▶ **EXERCISE OBJECTIVE**:
What you print should match the entries exactly, only without the pictures.

(EXTRACTED INFORMATION Opens)

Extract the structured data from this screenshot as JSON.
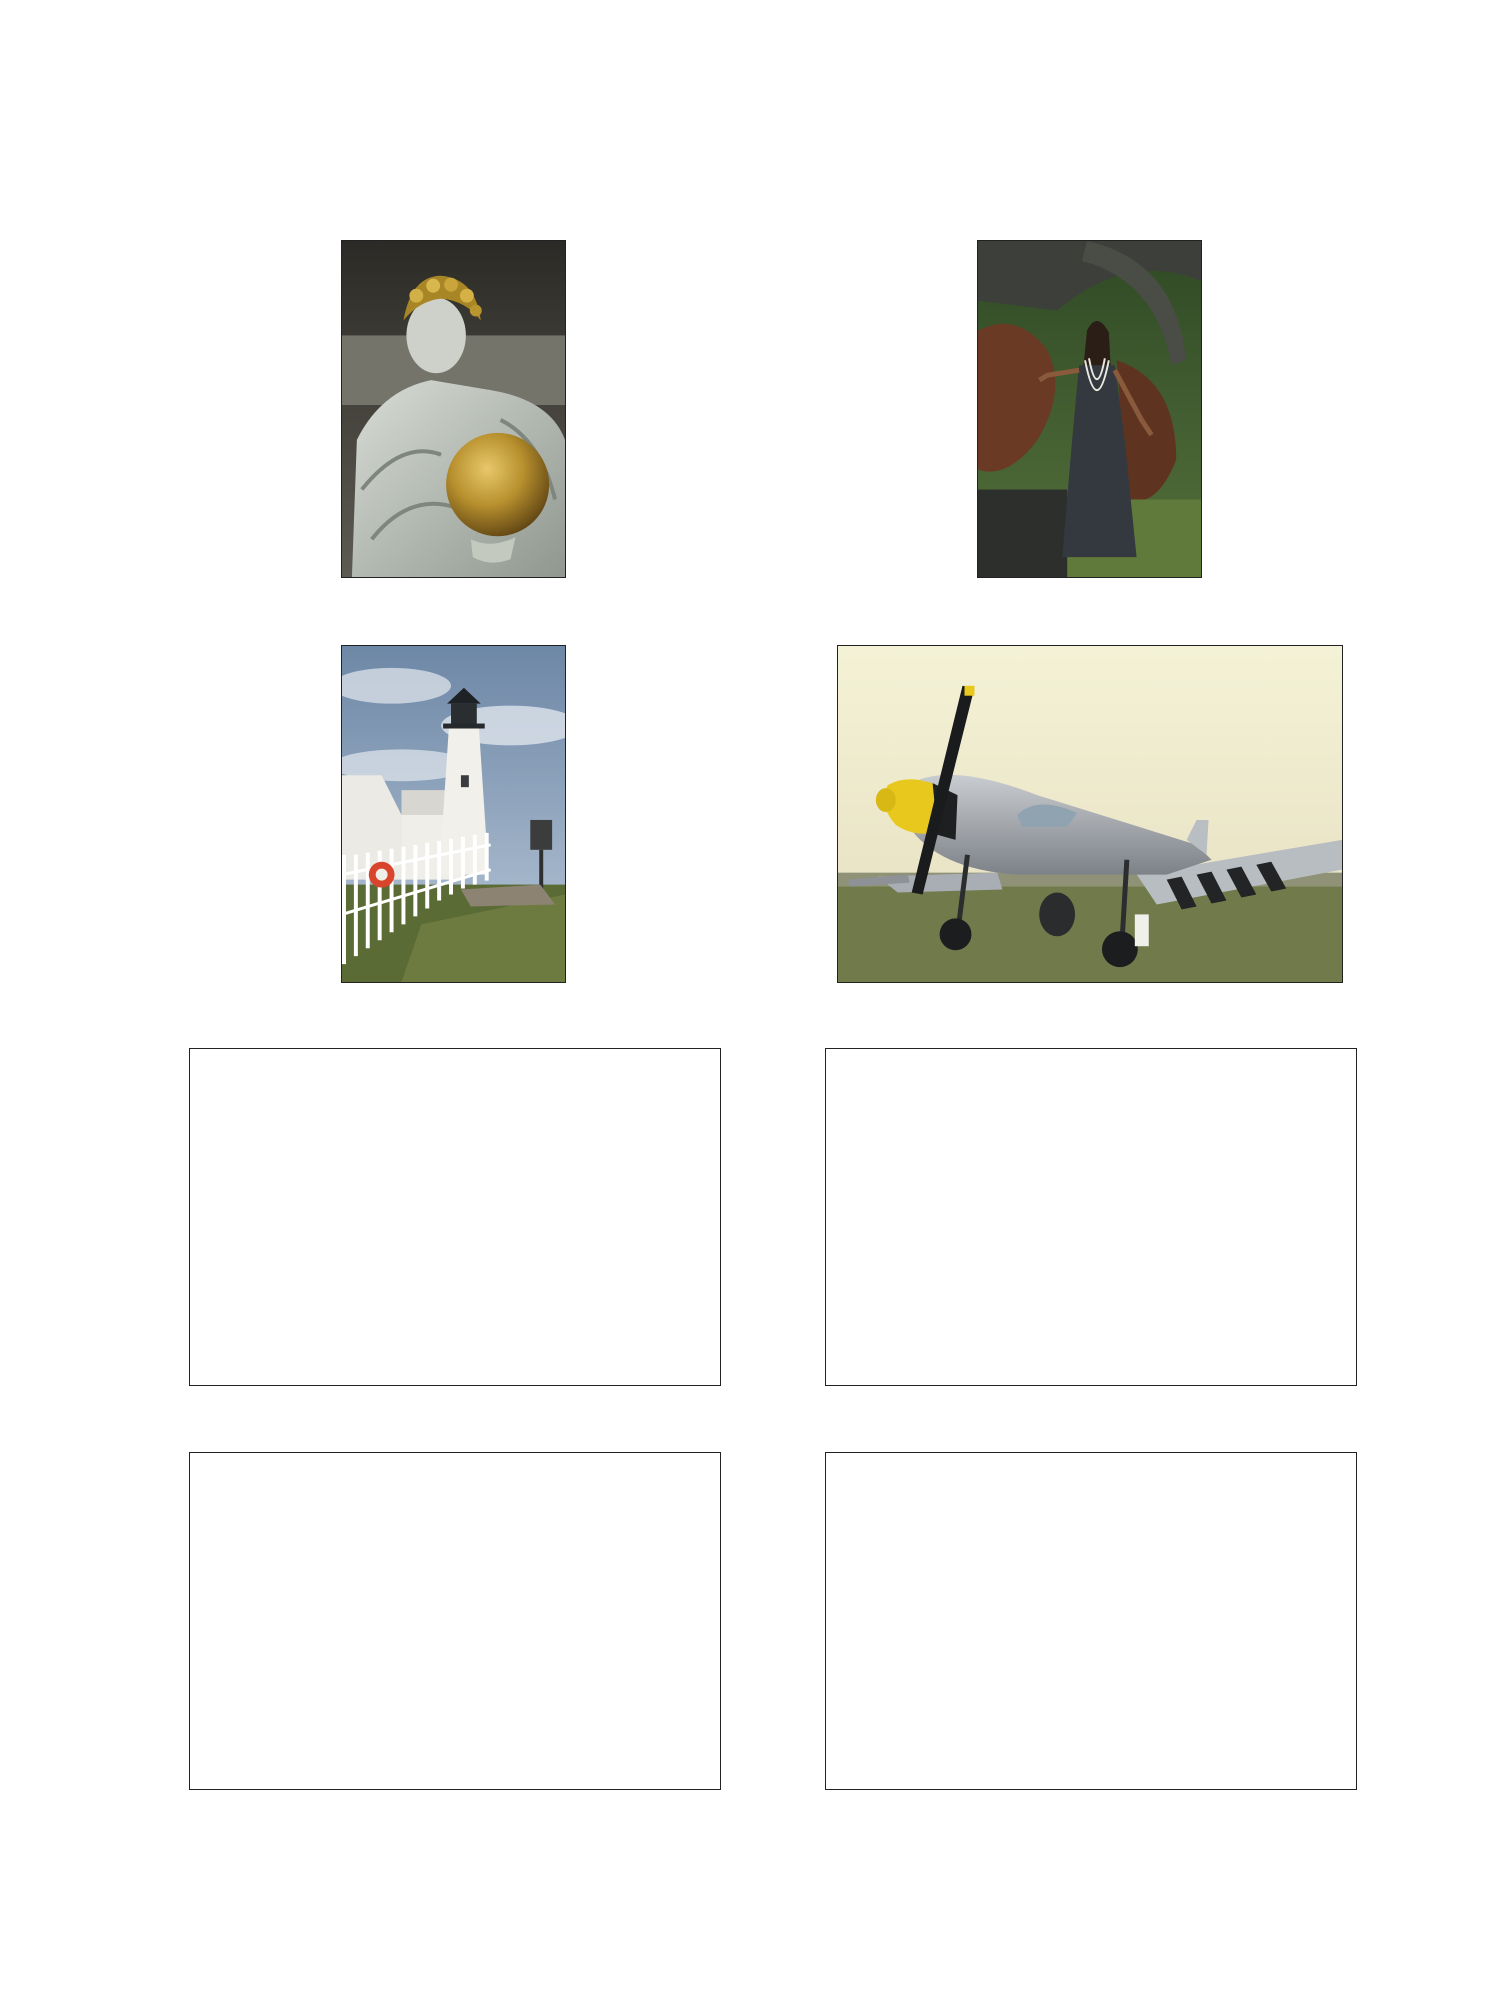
{
  "photos": [
    {
      "subject": "statue-with-golden-globe"
    },
    {
      "subject": "woman-in-dark-dress"
    },
    {
      "subject": "lighthouse"
    },
    {
      "subject": "p51-mustang-airplane"
    }
  ],
  "empty_frames": 4
}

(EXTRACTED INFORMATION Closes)

▶ **RESPONSE TO THE EXERCISE**:
Extract the structured data from this screenshot as JSON.
{
  "photos": [
    {
      "subject": "statue-with-golden-globe"
    },
    {
      "subject": "woman-in-dark-dress"
    },
    {
      "subject": "lighthouse"
    },
    {
      "subject": "p51-mustang-airplane"
    }
  ],
  "empty_frames": 4
}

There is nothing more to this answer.